  • Aquifer

    Frankly, i don’t think it was Steins fault, she busted her buns – I think, as i said above, it was the failure of too many to bust their buns as well ..

  • DHFabian

    The Green Party have fairly well had their act together. What they lack is the funding necessary to have a voice on the public stage, and they have been marginalized by media. Regardless, I don’t believe the two-headed snake that represents our politics, the Ds and Rs, would permit a third party to rise.

  • Aquifer

    One doesn’t have to go “on stage” to get one’s voice out … and they can be their own media, but there’s a hell of a lot more to life than FB and Twitter …
    So long as we limit our sights to what the D/Rs “would permit” – we are screwed …

  • DHFabian

    Political ping-pong?
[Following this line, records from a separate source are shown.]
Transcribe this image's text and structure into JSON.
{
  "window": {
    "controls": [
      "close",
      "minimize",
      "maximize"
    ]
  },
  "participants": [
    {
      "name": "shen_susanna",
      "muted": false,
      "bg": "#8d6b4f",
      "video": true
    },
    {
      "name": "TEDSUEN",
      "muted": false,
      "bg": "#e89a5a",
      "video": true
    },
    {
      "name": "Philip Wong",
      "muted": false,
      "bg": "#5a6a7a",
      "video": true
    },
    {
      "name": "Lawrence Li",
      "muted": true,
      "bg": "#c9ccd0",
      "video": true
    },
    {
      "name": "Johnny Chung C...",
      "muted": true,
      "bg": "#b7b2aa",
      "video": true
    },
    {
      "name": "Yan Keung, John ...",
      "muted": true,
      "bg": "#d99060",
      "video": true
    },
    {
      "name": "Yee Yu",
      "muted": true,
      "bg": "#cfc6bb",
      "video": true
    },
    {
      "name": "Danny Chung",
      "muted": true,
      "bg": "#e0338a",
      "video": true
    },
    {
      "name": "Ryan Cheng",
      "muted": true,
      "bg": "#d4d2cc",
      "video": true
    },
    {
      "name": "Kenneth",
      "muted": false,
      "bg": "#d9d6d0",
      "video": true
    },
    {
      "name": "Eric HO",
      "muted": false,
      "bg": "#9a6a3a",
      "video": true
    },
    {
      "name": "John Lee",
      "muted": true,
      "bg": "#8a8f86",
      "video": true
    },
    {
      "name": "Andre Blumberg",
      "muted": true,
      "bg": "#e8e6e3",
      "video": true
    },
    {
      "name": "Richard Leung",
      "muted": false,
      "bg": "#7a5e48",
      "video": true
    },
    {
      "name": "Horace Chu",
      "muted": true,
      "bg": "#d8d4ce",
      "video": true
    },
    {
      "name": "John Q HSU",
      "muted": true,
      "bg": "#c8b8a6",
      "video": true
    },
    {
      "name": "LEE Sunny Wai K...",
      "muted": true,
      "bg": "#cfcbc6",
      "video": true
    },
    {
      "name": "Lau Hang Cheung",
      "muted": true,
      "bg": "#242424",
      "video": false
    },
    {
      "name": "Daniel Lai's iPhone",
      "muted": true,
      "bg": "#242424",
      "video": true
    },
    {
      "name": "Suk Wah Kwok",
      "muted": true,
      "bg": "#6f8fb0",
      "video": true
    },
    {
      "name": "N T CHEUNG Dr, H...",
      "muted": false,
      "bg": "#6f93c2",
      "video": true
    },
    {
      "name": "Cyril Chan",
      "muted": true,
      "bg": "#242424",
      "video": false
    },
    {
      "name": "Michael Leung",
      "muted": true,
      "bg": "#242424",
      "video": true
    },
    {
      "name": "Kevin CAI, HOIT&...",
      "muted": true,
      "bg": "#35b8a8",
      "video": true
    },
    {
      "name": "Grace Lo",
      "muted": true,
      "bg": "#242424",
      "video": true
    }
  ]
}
Most voting choices come down to economic issues. The Dem voting base had long consisted of the “masses” — poor and middle class, for the common good. Bill Clinton brought the war on the poor to fruition. Masses of the poor, and those who get why it matters, voted for Obama on the chance that he could launch a legit discussion about our poverty crisis. He raised the issue a few times. Democrats chose the most anti-poor candidate available, Hillary Clinton.

    Liberal media spent the years of this administration standing up for gay marriage, and maintaining a pep rally for the middle class, with occasional shouts of “BLM!” While BLM, with it’s focus on police violence, is a critically important issue, it was made quite clear that the lives of the majority of victims of police violence, who have been poor/white, don’t matter.

    This isn’t a game. This is real life. Many felt that the years of the Obama administration represented our last chance to pull people together, for the common good. The proverbial masses have only been more deeply split apart over the past eight years.

  • DHFabian

    Agree. On voting, though, both the D and R candidates were deeply opposed by much of their own voting bases. Roughly half of US voters voted third party or withheld their votes. Withholding one’s vote is not the same as “being too lazy to vote.” They concluded that a third party candidate has no chance in our duopoly, and between Trump and Clinton, there was no “lesser of the evils.”

    The Left have had no voice, other than an occasional whisper from the “labor left” — and they are (ironically) only about protecting the advantages of middle class workers, the better-off. If we had a left, they would have been shining a spotlight on our poverty crisis as proof of the failures of our deregulated capitalist state.

  • DHFabian

    As the overall life expectancy of the US poor took a nosedive, when was the last time you heard liberals call for restoring the basic human rights (UN’s UDHR) of food and shelter to our desperately poor?

    As our attention began turning to the elections, Dems in Congress kicked off 2015 with a clear statement of their goals and priorities, voting to virtually end food stamps to the elderly poor and the disabled.

  • Aquifer

    It seems that your reply was much more in answer of my post below … but in any case …

    So why did they decide a 3rd party “has no chance”? Could it be because everyone, including just about all lefty sites, keep repeating this over and over, when, in fact it is nonsense?

  • il corvo

    Reminds me DH of the three 2012 debates, not one mention from Obama or Romney about the plight of the poor and disenfranchised. Nor was their a question or comment about ending the war in the Middle East. Comments about war were which candidate would be the most hawkish. When you take away the public posturing, what is left is that both parties take their marching orders from the same people, the ruling class.

  • corbyh

    Even Bernie is a damn military industrial complex tool if you look at his voting record and even some of his rhetoric. e.g. “We need more countries to help us keep bombing the middle east.” (paraphrased)